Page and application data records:
================
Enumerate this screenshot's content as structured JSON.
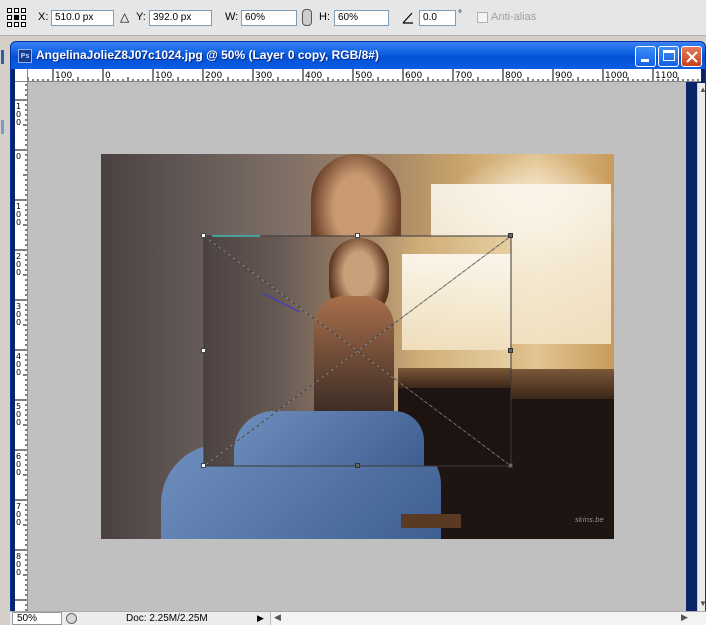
{
  "options_bar": {
    "x_label": "X:",
    "x_value": "510.0 px",
    "y_label": "Y:",
    "y_value": "392.0 px",
    "w_label": "W:",
    "w_value": "60%",
    "h_label": "H:",
    "h_value": "60%",
    "angle_value": "0.0",
    "degree_symbol": "°",
    "antialias_label": "Anti-alias",
    "antialias_checked": false
  },
  "document": {
    "title": "AngelinaJolieZ8J07c1024.jpg @ 50% (Layer 0 copy, RGB/8#)",
    "icon_label": "Ps"
  },
  "ruler": {
    "top_labels": [
      "100",
      "0",
      "100",
      "200",
      "300",
      "400",
      "500",
      "600",
      "700",
      "800",
      "900",
      "1000",
      "1100"
    ],
    "left_labels": [
      "100",
      "0",
      "100",
      "200",
      "300",
      "400",
      "500",
      "600",
      "700",
      "800"
    ]
  },
  "photo": {
    "watermark": "skins.be"
  },
  "status": {
    "zoom": "50%",
    "doc_info": "Doc: 2.25M/2.25M"
  },
  "colors": {
    "title_bar": "#0a5fe0",
    "close_button": "#c7401c",
    "canvas_background": "#c0c0c0"
  },
  "icons": [
    "reference-point-icon",
    "delta-icon",
    "link-icon",
    "angle-icon",
    "photoshop-icon",
    "minimize-icon",
    "maximize-icon",
    "close-icon",
    "play-icon",
    "status-icon"
  ]
}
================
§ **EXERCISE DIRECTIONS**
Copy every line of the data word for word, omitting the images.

§ **ANSWER**
Enumerate this screenshot's content as structured JSON.
{
  "options_bar": {
    "x_label": "X:",
    "x_value": "510.0 px",
    "y_label": "Y:",
    "y_value": "392.0 px",
    "w_label": "W:",
    "w_value": "60%",
    "h_label": "H:",
    "h_value": "60%",
    "angle_value": "0.0",
    "degree_symbol": "°",
    "antialias_label": "Anti-alias",
    "antialias_checked": false
  },
  "document": {
    "title": "AngelinaJolieZ8J07c1024.jpg @ 50% (Layer 0 copy, RGB/8#)",
    "icon_label": "Ps"
  },
  "ruler": {
    "top_labels": [
      "100",
      "0",
      "100",
      "200",
      "300",
      "400",
      "500",
      "600",
      "700",
      "800",
      "900",
      "1000",
      "1100"
    ],
    "left_labels": [
      "100",
      "0",
      "100",
      "200",
      "300",
      "400",
      "500",
      "600",
      "700",
      "800"
    ]
  },
  "photo": {
    "watermark": "skins.be"
  },
  "status": {
    "zoom": "50%",
    "doc_info": "Doc: 2.25M/2.25M"
  },
  "colors": {
    "title_bar": "#0a5fe0",
    "close_button": "#c7401c",
    "canvas_background": "#c0c0c0"
  },
  "icons": [
    "reference-point-icon",
    "delta-icon",
    "link-icon",
    "angle-icon",
    "photoshop-icon",
    "minimize-icon",
    "maximize-icon",
    "close-icon",
    "play-icon",
    "status-icon"
  ]
}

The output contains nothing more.